→ Your goal: Repeat all the lines below exactly, but omit the pictures.

→ Extracted records:
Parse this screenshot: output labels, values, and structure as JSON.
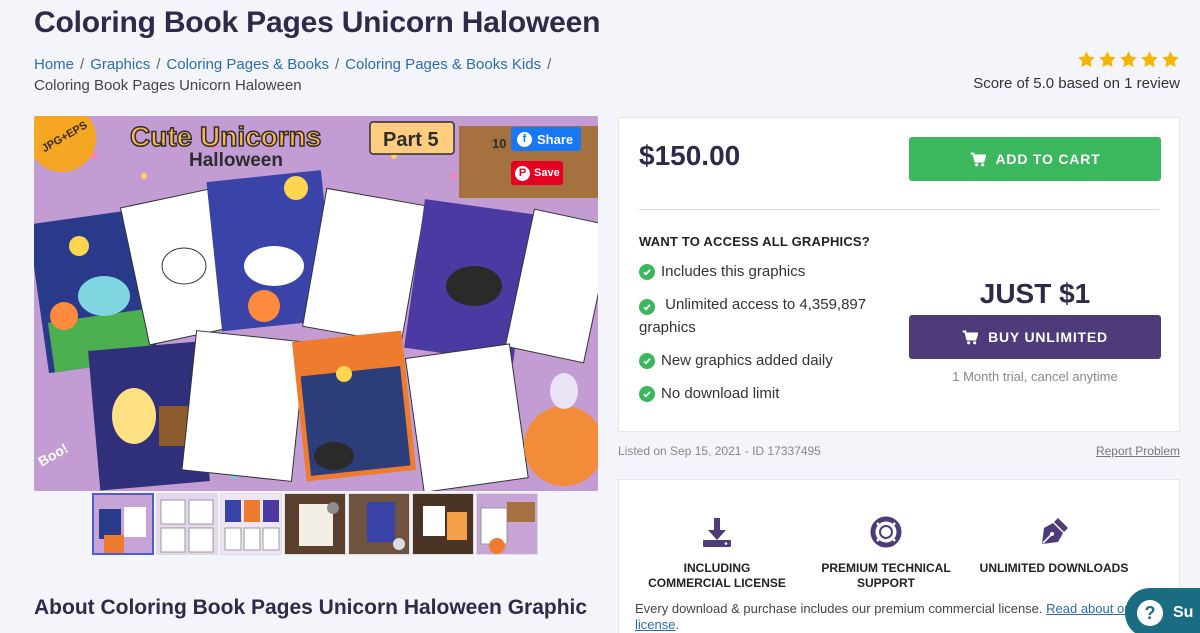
{
  "page": {
    "title": "Coloring Book Pages Unicorn Haloween"
  },
  "breadcrumb": {
    "items": [
      "Home",
      "Graphics",
      "Coloring Pages & Books",
      "Coloring Pages & Books Kids"
    ],
    "current": "Coloring Book Pages Unicorn Haloween"
  },
  "rating": {
    "stars": 5,
    "text": "Score of 5.0 based on 1 review"
  },
  "image": {
    "title_line1": "Cute Unicorns",
    "title_line2": "Halloween",
    "format_badge": "JPG+EPS",
    "part_badge": "Part 5",
    "sign_text": "10 10 illu",
    "boo_text": "Boo!"
  },
  "social": {
    "share_label": "Share",
    "save_label": "Save"
  },
  "about": {
    "heading": "About Coloring Book Pages Unicorn Haloween Graphic"
  },
  "purchase": {
    "price": "$150.00",
    "add_to_cart": "ADD TO CART",
    "access_title": "WANT TO ACCESS ALL GRAPHICS?",
    "features": [
      "Includes this graphics",
      "Unlimited access to 4,359,897 graphics",
      "New graphics added daily",
      "No download limit"
    ],
    "just_price": "JUST $1",
    "buy_unlimited": "BUY UNLIMITED",
    "trial_note": "1 Month trial, cancel anytime"
  },
  "listing": {
    "listed": "Listed on Sep 15, 2021 - ID 17337495",
    "report": "Report Problem"
  },
  "license": {
    "items": [
      {
        "label": "INCLUDING COMMERCIAL LICENSE",
        "icon": "download-icon"
      },
      {
        "label": "PREMIUM TECHNICAL SUPPORT",
        "icon": "lifebuoy-icon"
      },
      {
        "label": "UNLIMITED DOWNLOADS",
        "icon": "pen-nib-icon"
      }
    ],
    "note": "Every download & purchase includes our premium commercial license.",
    "link": "Read about our license"
  },
  "help": {
    "label": "Su"
  },
  "colors": {
    "green": "#3bb85d",
    "purple": "#4d3b7a",
    "link": "#2b6cb0",
    "title": "#2e2a4a"
  }
}
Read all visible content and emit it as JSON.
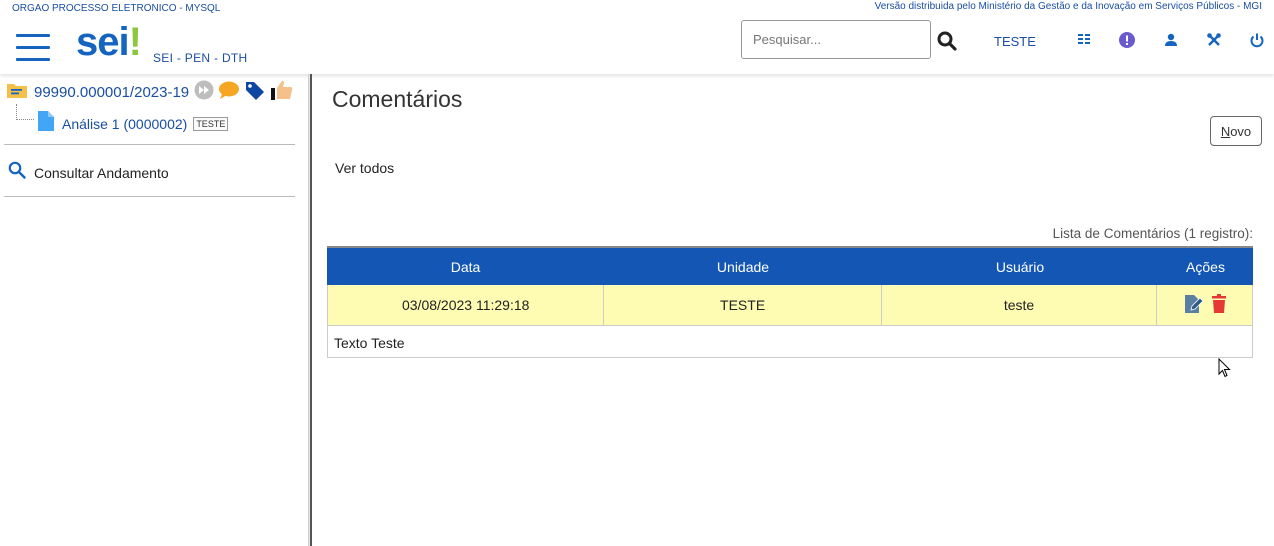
{
  "header": {
    "org_name": "ORGAO PROCESSO ELETRONICO - MYSQL",
    "version_text": "Versão distribuida pelo Ministério da Gestão e da Inovação em Serviços Públicos - MGI",
    "logo": "sei",
    "logo_accent": "!",
    "subsystem": "SEI - PEN - DTH",
    "search_placeholder": "Pesquisar...",
    "unit": "TESTE",
    "icons": [
      "menu-icon",
      "search-icon",
      "grid-icon",
      "alert-icon",
      "user-icon",
      "tools-icon",
      "power-icon"
    ],
    "accent_color": "#1565c0"
  },
  "tree": {
    "process_number": "99990.000001/2023-19",
    "document_label": "Análise 1 (0000002)",
    "document_tag": "TESTE",
    "consult_label": "Consultar Andamento"
  },
  "main": {
    "title": "Comentários",
    "new_button_first": "N",
    "new_button_rest": "ovo",
    "view_all": "Ver todos",
    "caption": "Lista de Comentários (1 registro):",
    "columns": [
      "Data",
      "Unidade",
      "Usuário",
      "Ações"
    ],
    "rows": [
      {
        "data": "03/08/2023 11:29:18",
        "unidade": "TESTE",
        "usuario": "teste",
        "texto": "Texto Teste"
      }
    ],
    "header_color": "#1456b3",
    "row_color": "#fefcb2"
  }
}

→ Exercise answer:
Parse this screenshot: output labels, values, and structure as JSON.
{
  "page": {
    "title": "Coloring Book Pages Unicorn Haloween"
  },
  "breadcrumb": {
    "items": [
      "Home",
      "Graphics",
      "Coloring Pages & Books",
      "Coloring Pages & Books Kids"
    ],
    "current": "Coloring Book Pages Unicorn Haloween"
  },
  "rating": {
    "stars": 5,
    "text": "Score of 5.0 based on 1 review"
  },
  "image": {
    "title_line1": "Cute Unicorns",
    "title_line2": "Halloween",
    "format_badge": "JPG+EPS",
    "part_badge": "Part 5",
    "sign_text": "10 10 illu",
    "boo_text": "Boo!"
  },
  "social": {
    "share_label": "Share",
    "save_label": "Save"
  },
  "about": {
    "heading": "About Coloring Book Pages Unicorn Haloween Graphic"
  },
  "purchase": {
    "price": "$150.00",
    "add_to_cart": "ADD TO CART",
    "access_title": "WANT TO ACCESS ALL GRAPHICS?",
    "features": [
      "Includes this graphics",
      "Unlimited access to 4,359,897 graphics",
      "New graphics added daily",
      "No download limit"
    ],
    "just_price": "JUST $1",
    "buy_unlimited": "BUY UNLIMITED",
    "trial_note": "1 Month trial, cancel anytime"
  },
  "listing": {
    "listed": "Listed on Sep 15, 2021 - ID 17337495",
    "report": "Report Problem"
  },
  "license": {
    "items": [
      {
        "label": "INCLUDING COMMERCIAL LICENSE",
        "icon": "download-icon"
      },
      {
        "label": "PREMIUM TECHNICAL SUPPORT",
        "icon": "lifebuoy-icon"
      },
      {
        "label": "UNLIMITED DOWNLOADS",
        "icon": "pen-nib-icon"
      }
    ],
    "note": "Every download & purchase includes our premium commercial license.",
    "link": "Read about our license"
  },
  "help": {
    "label": "Su"
  },
  "colors": {
    "green": "#3bb85d",
    "purple": "#4d3b7a",
    "link": "#2b6cb0",
    "title": "#2e2a4a"
  }
}
Read all visible content and emit it as JSON.
{
  "header": {
    "org_name": "ORGAO PROCESSO ELETRONICO - MYSQL",
    "version_text": "Versão distribuida pelo Ministério da Gestão e da Inovação em Serviços Públicos - MGI",
    "logo": "sei",
    "logo_accent": "!",
    "subsystem": "SEI - PEN - DTH",
    "search_placeholder": "Pesquisar...",
    "unit": "TESTE",
    "icons": [
      "menu-icon",
      "search-icon",
      "grid-icon",
      "alert-icon",
      "user-icon",
      "tools-icon",
      "power-icon"
    ],
    "accent_color": "#1565c0"
  },
  "tree": {
    "process_number": "99990.000001/2023-19",
    "document_label": "Análise 1 (0000002)",
    "document_tag": "TESTE",
    "consult_label": "Consultar Andamento"
  },
  "main": {
    "title": "Comentários",
    "new_button_first": "N",
    "new_button_rest": "ovo",
    "view_all": "Ver todos",
    "caption": "Lista de Comentários (1 registro):",
    "columns": [
      "Data",
      "Unidade",
      "Usuário",
      "Ações"
    ],
    "rows": [
      {
        "data": "03/08/2023 11:29:18",
        "unidade": "TESTE",
        "usuario": "teste",
        "texto": "Texto Teste"
      }
    ],
    "header_color": "#1456b3",
    "row_color": "#fefcb2"
  }
}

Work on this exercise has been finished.